Data items
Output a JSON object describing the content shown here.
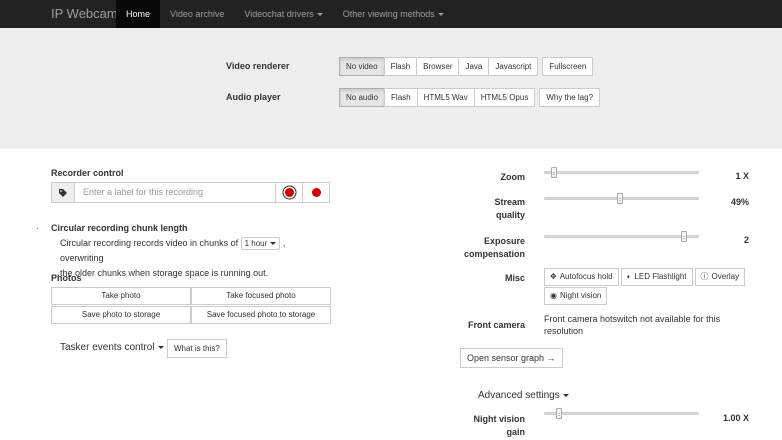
{
  "navbar": {
    "brand": "IP Webcam",
    "items": [
      {
        "label": "Home",
        "active": true,
        "dropdown": false
      },
      {
        "label": "Video archive",
        "active": false,
        "dropdown": false
      },
      {
        "label": "Videochat drivers",
        "active": false,
        "dropdown": true
      },
      {
        "label": "Other viewing methods",
        "active": false,
        "dropdown": true
      }
    ]
  },
  "renderer": {
    "video_label": "Video renderer",
    "video_options": [
      "No video",
      "Flash",
      "Browser",
      "Java",
      "Javascript"
    ],
    "video_fullscreen": "Fullscreen",
    "audio_label": "Audio player",
    "audio_options": [
      "No audio",
      "Flash",
      "HTML5 Wav",
      "HTML5 Opus"
    ],
    "audio_help": "Why the lag?"
  },
  "recorder": {
    "title": "Recorder control",
    "placeholder": "Enter a label for this recording"
  },
  "chunk": {
    "title": "Circular recording chunk length",
    "text_before": "Circular recording records video in chunks of",
    "select_value": "1 hour",
    "text_after": ", overwriting",
    "text_line2": "the older chunks when storage space is running out."
  },
  "photos": {
    "title": "Photos",
    "buttons": [
      "Take photo",
      "Take focused photo",
      "Save photo to storage",
      "Save focused photo to storage"
    ]
  },
  "tasker": {
    "label": "Tasker events control",
    "help": "What is this?"
  },
  "controls": {
    "zoom": {
      "label": "Zoom",
      "value": "1 X",
      "fraction": 0.05
    },
    "quality": {
      "label1": "Stream",
      "label2": "quality",
      "value": "49%",
      "fraction": 0.49
    },
    "exposure": {
      "label1": "Exposure",
      "label2": "compensation",
      "value": "2",
      "fraction": 0.92
    },
    "misc": {
      "label": "Misc",
      "buttons": [
        "Autofocus hold",
        "LED Flashlight",
        "Overlay",
        "Night vision"
      ]
    },
    "front_camera": {
      "label": "Front camera",
      "text1": "Front camera hotswitch not available for this",
      "text2": "resolution"
    },
    "sensor_graph": "Open sensor graph →",
    "advanced": "Advanced settings",
    "night_gain": {
      "label1": "Night vision",
      "label2": "gain",
      "value": "1.00 X",
      "fraction": 0.08
    }
  }
}
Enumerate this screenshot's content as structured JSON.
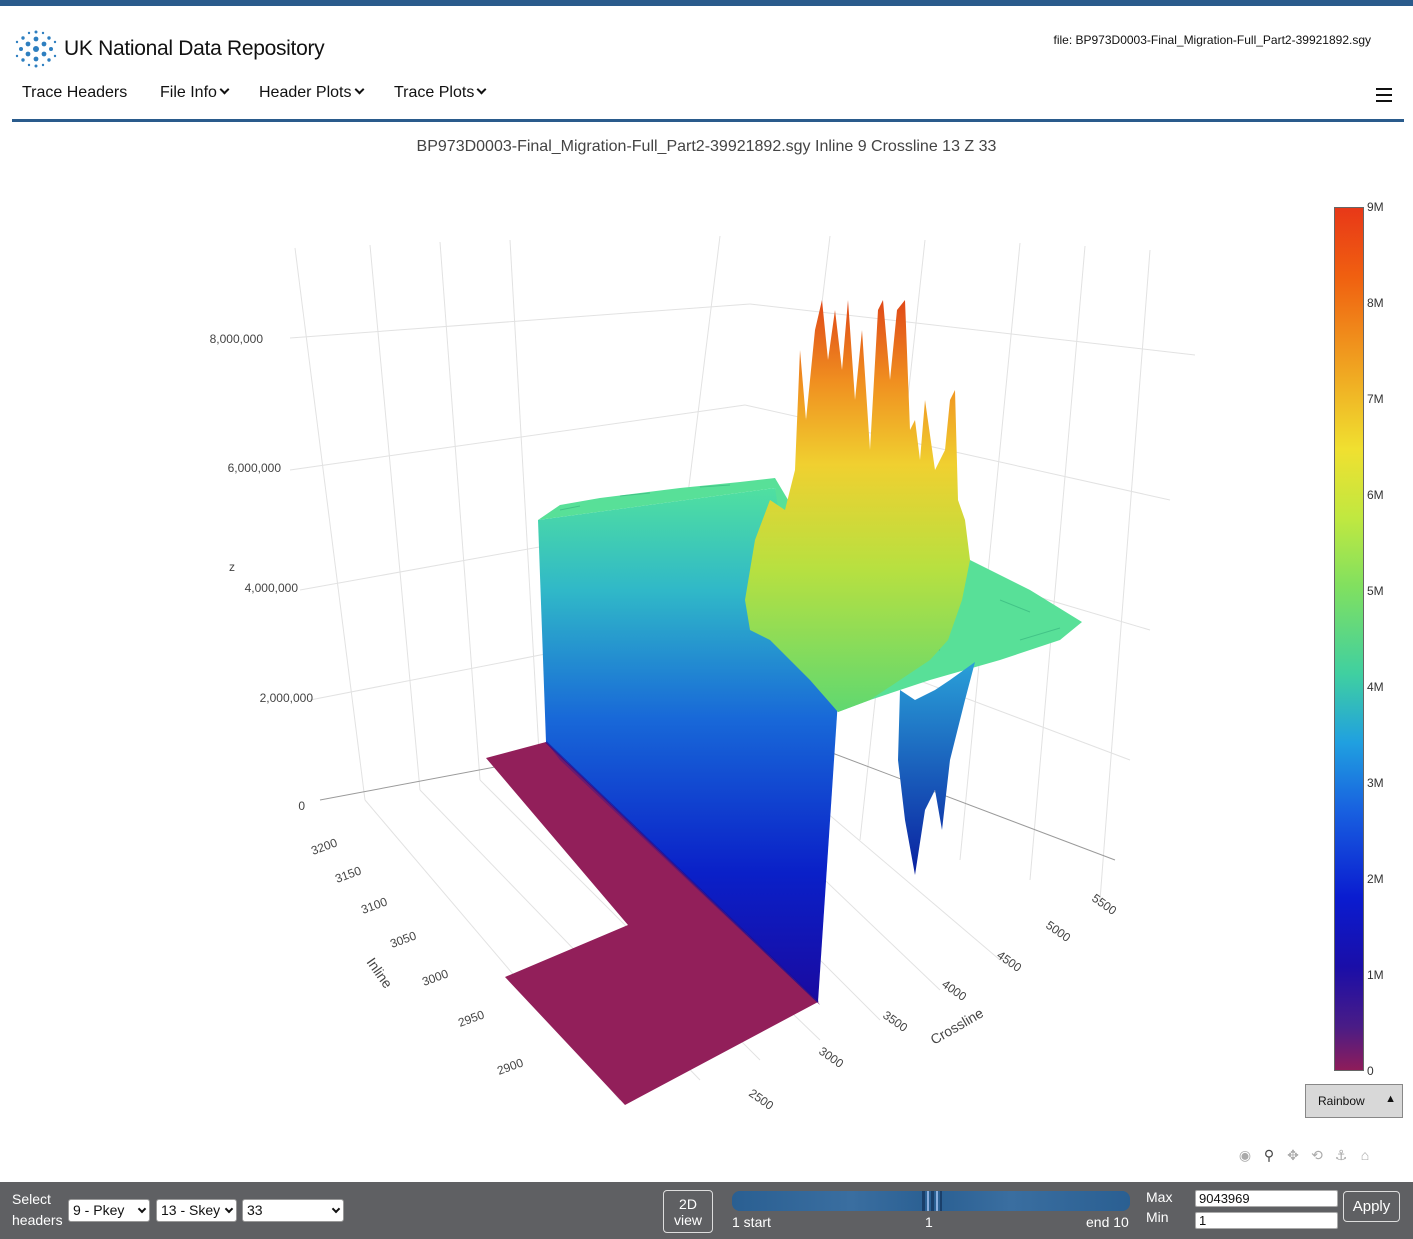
{
  "app": {
    "title": "UK National Data Repository",
    "file_label": "file: BP973D0003-Final_Migration-Full_Part2-39921892.sgy"
  },
  "nav": {
    "items": [
      {
        "label": "Trace Headers",
        "has_dropdown": false
      },
      {
        "label": "File Info",
        "has_dropdown": true
      },
      {
        "label": "Header Plots",
        "has_dropdown": true
      },
      {
        "label": "Trace Plots",
        "has_dropdown": true
      }
    ],
    "menu_icon": "hamburger-icon"
  },
  "plot": {
    "title": "BP973D0003-Final_Migration-Full_Part2-39921892.sgy Inline 9 Crossline 13 Z 33"
  },
  "chart_data": {
    "type": "surface",
    "xlabel": "Crossline",
    "ylabel": "Inline",
    "zlabel": "z",
    "x_ticks": [
      "2500",
      "3000",
      "3500",
      "4000",
      "4500",
      "5000",
      "5500"
    ],
    "y_ticks": [
      "2900",
      "2950",
      "3000",
      "3050",
      "3100",
      "3150",
      "3200"
    ],
    "z_ticks": [
      "0",
      "2,000,000",
      "4,000,000",
      "6,000,000",
      "8,000,000"
    ],
    "plateau_z": 4500000,
    "zlim": [
      0,
      9000000
    ],
    "colorscale": "Rainbow",
    "colorbar_ticks": [
      "0",
      "1M",
      "2M",
      "3M",
      "4M",
      "5M",
      "6M",
      "7M",
      "8M",
      "9M"
    ],
    "colors": {
      "low": "#8e1c5a",
      "mid": "#40d0a0",
      "high": "#e83818"
    }
  },
  "colorscale_button": {
    "label": "Rainbow",
    "arrow": "▲"
  },
  "modebar": [
    {
      "name": "camera-icon",
      "glyph": "📷"
    },
    {
      "name": "zoom-icon",
      "glyph": "🔍"
    },
    {
      "name": "pan-icon",
      "glyph": "✥"
    },
    {
      "name": "orbit-icon",
      "glyph": "⟲"
    },
    {
      "name": "turntable-icon",
      "glyph": "⚓"
    },
    {
      "name": "home-icon",
      "glyph": "⌂"
    }
  ],
  "footer": {
    "select_label_1": "Select",
    "select_label_2": "headers",
    "pkey": "9 - Pkey",
    "skey": "13 - Skey",
    "zval": "33",
    "view_btn_1": "2D",
    "view_btn_2": "view",
    "slider_start": "1 start",
    "slider_mid": "1",
    "slider_end": "end 10",
    "max_label": "Max",
    "min_label": "Min",
    "max_value": "9043969",
    "min_value": "1",
    "apply_label": "Apply"
  }
}
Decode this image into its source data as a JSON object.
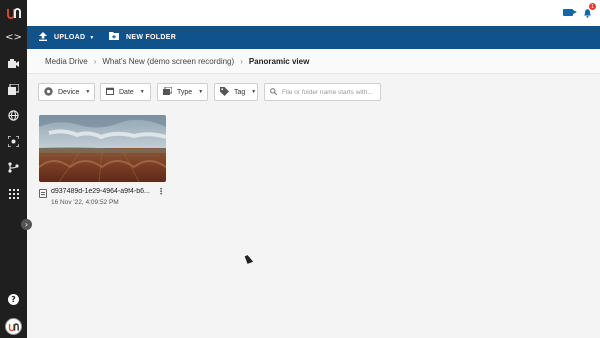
{
  "rail": {
    "icons": [
      "code-icon",
      "camera-icon",
      "photos-icon",
      "globe-icon",
      "scan-icon",
      "workflow-icon",
      "apps-grid-icon"
    ],
    "help_glyph": "?"
  },
  "topbar": {
    "notification_count": "1"
  },
  "actions": {
    "upload_label": "UPLOAD",
    "new_folder_label": "NEW FOLDER"
  },
  "breadcrumb": {
    "items": [
      "Media Drive",
      "What's New (demo screen recording)",
      "Panoramic view"
    ]
  },
  "filters": {
    "device": "Device",
    "date": "Date",
    "type": "Type",
    "tag": "Tag",
    "search_placeholder": "File or folder name starts with..."
  },
  "file": {
    "name": "d937489d-1e29-4964-a9f4-b6...",
    "date": "16 Nov '22, 4:09:52 PM"
  },
  "colors": {
    "accent": "#10528c",
    "rail": "#1f1f1f",
    "brand": "#e24a3b"
  }
}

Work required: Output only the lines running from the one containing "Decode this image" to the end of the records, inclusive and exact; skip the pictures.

Worked solution:
Decode this image into its source data as a JSON object.
{
  "rail": {
    "icons": [
      "code-icon",
      "camera-icon",
      "photos-icon",
      "globe-icon",
      "scan-icon",
      "workflow-icon",
      "apps-grid-icon"
    ],
    "help_glyph": "?"
  },
  "topbar": {
    "notification_count": "1"
  },
  "actions": {
    "upload_label": "UPLOAD",
    "new_folder_label": "NEW FOLDER"
  },
  "breadcrumb": {
    "items": [
      "Media Drive",
      "What's New (demo screen recording)",
      "Panoramic view"
    ]
  },
  "filters": {
    "device": "Device",
    "date": "Date",
    "type": "Type",
    "tag": "Tag",
    "search_placeholder": "File or folder name starts with..."
  },
  "file": {
    "name": "d937489d-1e29-4964-a9f4-b6...",
    "date": "16 Nov '22, 4:09:52 PM"
  },
  "colors": {
    "accent": "#10528c",
    "rail": "#1f1f1f",
    "brand": "#e24a3b"
  }
}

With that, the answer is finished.